[Stored data Boundary: Start]
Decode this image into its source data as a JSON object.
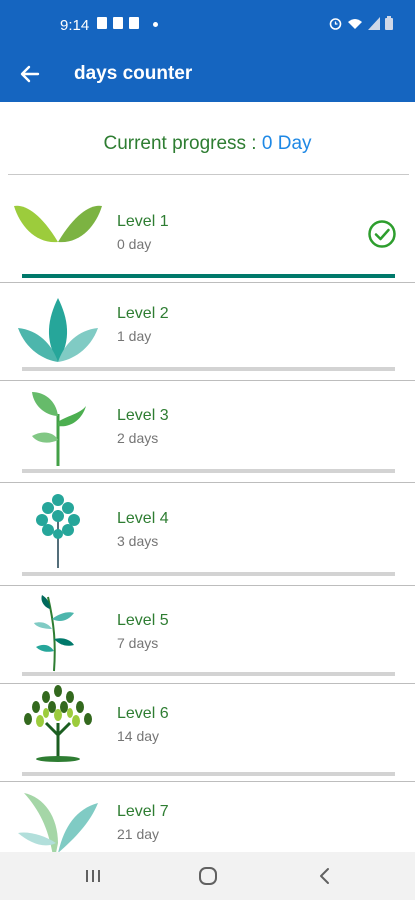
{
  "status": {
    "time": "9:14",
    "icons": [
      "image-icon",
      "sim-icon",
      "battery-saver-icon",
      "dot-icon",
      "alarm-icon",
      "wifi-icon",
      "signal-icon",
      "battery-icon"
    ]
  },
  "appbar": {
    "title": "days counter",
    "back_icon": "arrow-left-icon"
  },
  "progress": {
    "label": "Current progress : ",
    "value": "0 Day"
  },
  "colors": {
    "primary": "#1565c0",
    "green_text": "#2e7d32",
    "accent_blue": "#1e88e5",
    "progress_fill": "#00796b",
    "check": "#2e9e2e"
  },
  "levels": [
    {
      "label": "Level 1",
      "days": "0 day",
      "icon": "two-leaves-icon",
      "complete": true,
      "progress": 1.0
    },
    {
      "label": "Level 2",
      "days": "1 day",
      "icon": "sprout-leaves-icon",
      "complete": false,
      "progress": 0
    },
    {
      "label": "Level 3",
      "days": "2 days",
      "icon": "seedling-icon",
      "complete": false,
      "progress": 0
    },
    {
      "label": "Level 4",
      "days": "3 days",
      "icon": "small-tree-icon",
      "complete": false,
      "progress": 0
    },
    {
      "label": "Level 5",
      "days": "7 days",
      "icon": "branch-plant-icon",
      "complete": false,
      "progress": 0
    },
    {
      "label": "Level 6",
      "days": "14 day",
      "icon": "leafy-tree-icon",
      "complete": false,
      "progress": 0
    },
    {
      "label": "Level 7",
      "days": "21 day",
      "icon": "palm-plant-icon",
      "complete": false,
      "progress": 0
    }
  ],
  "navbar": {
    "recent_icon": "recent-apps-icon",
    "home_icon": "home-icon",
    "back_icon": "back-chevron-icon"
  }
}
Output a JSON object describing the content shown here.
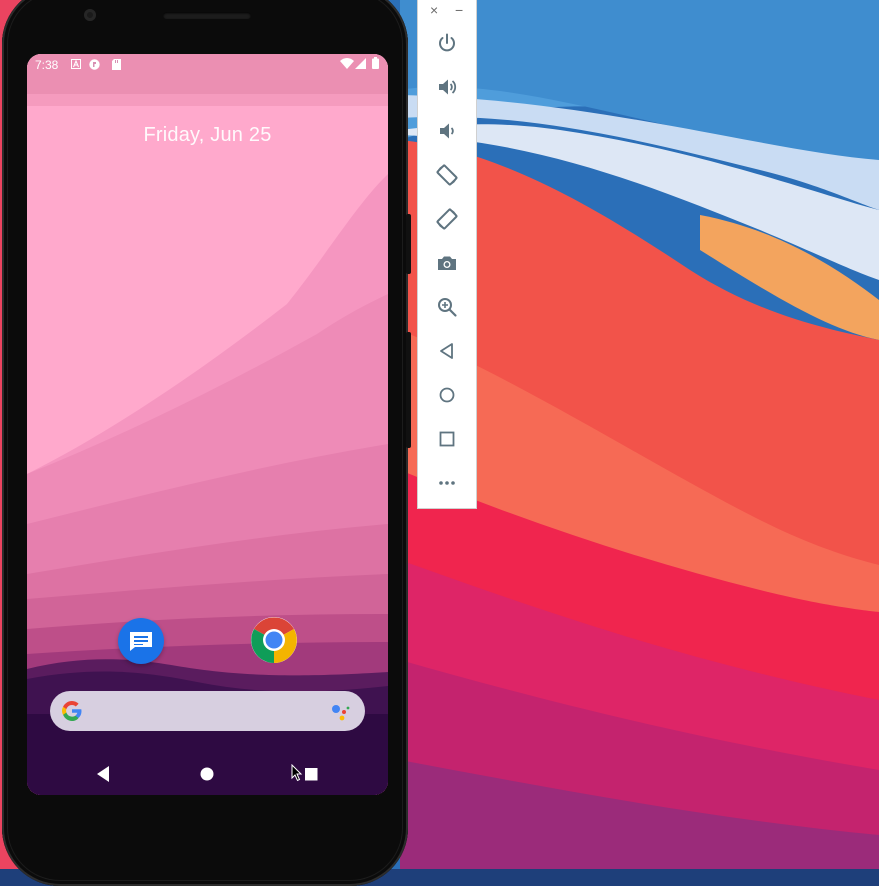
{
  "desktop": {
    "wallpaper": "macOS Big Sur"
  },
  "phone": {
    "status_bar": {
      "time": "7:38",
      "left_icons": [
        "a11y-icon",
        "settings-notification-icon",
        "sd-card-icon"
      ],
      "right_icons": [
        "wifi-icon",
        "signal-icon",
        "battery-icon"
      ]
    },
    "home": {
      "date": "Friday, Jun 25",
      "dock_apps": [
        {
          "name": "Messages",
          "icon": "messages-icon"
        },
        {
          "name": "Chrome",
          "icon": "chrome-icon"
        }
      ],
      "search_bar": {
        "left_icon": "google-g-icon",
        "right_icon": "google-assistant-icon"
      }
    },
    "nav_bar": {
      "buttons": [
        "back",
        "home",
        "recents"
      ]
    }
  },
  "emulator_toolbar": {
    "window_controls": {
      "close": "×",
      "minimize": "−"
    },
    "buttons": [
      {
        "id": "power",
        "icon": "power-icon"
      },
      {
        "id": "volume-up",
        "icon": "volume-up-icon"
      },
      {
        "id": "volume-down",
        "icon": "volume-down-icon"
      },
      {
        "id": "rotate-left",
        "icon": "rotate-left-icon"
      },
      {
        "id": "rotate-right",
        "icon": "rotate-right-icon"
      },
      {
        "id": "screenshot",
        "icon": "camera-icon"
      },
      {
        "id": "zoom",
        "icon": "zoom-icon"
      },
      {
        "id": "back",
        "icon": "back-icon"
      },
      {
        "id": "home",
        "icon": "home-icon"
      },
      {
        "id": "overview",
        "icon": "overview-icon"
      },
      {
        "id": "more",
        "icon": "more-icon"
      }
    ]
  },
  "colors": {
    "phone_wallpaper_top": "#ffa9cc",
    "phone_wallpaper_bottom": "#2e0a42",
    "toolbar_icon": "#5f7480",
    "messages_blue": "#1a73e8"
  }
}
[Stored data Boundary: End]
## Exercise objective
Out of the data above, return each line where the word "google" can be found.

## Your response
        "left_icon": "google-g-icon",
        "right_icon": "google-assistant-icon"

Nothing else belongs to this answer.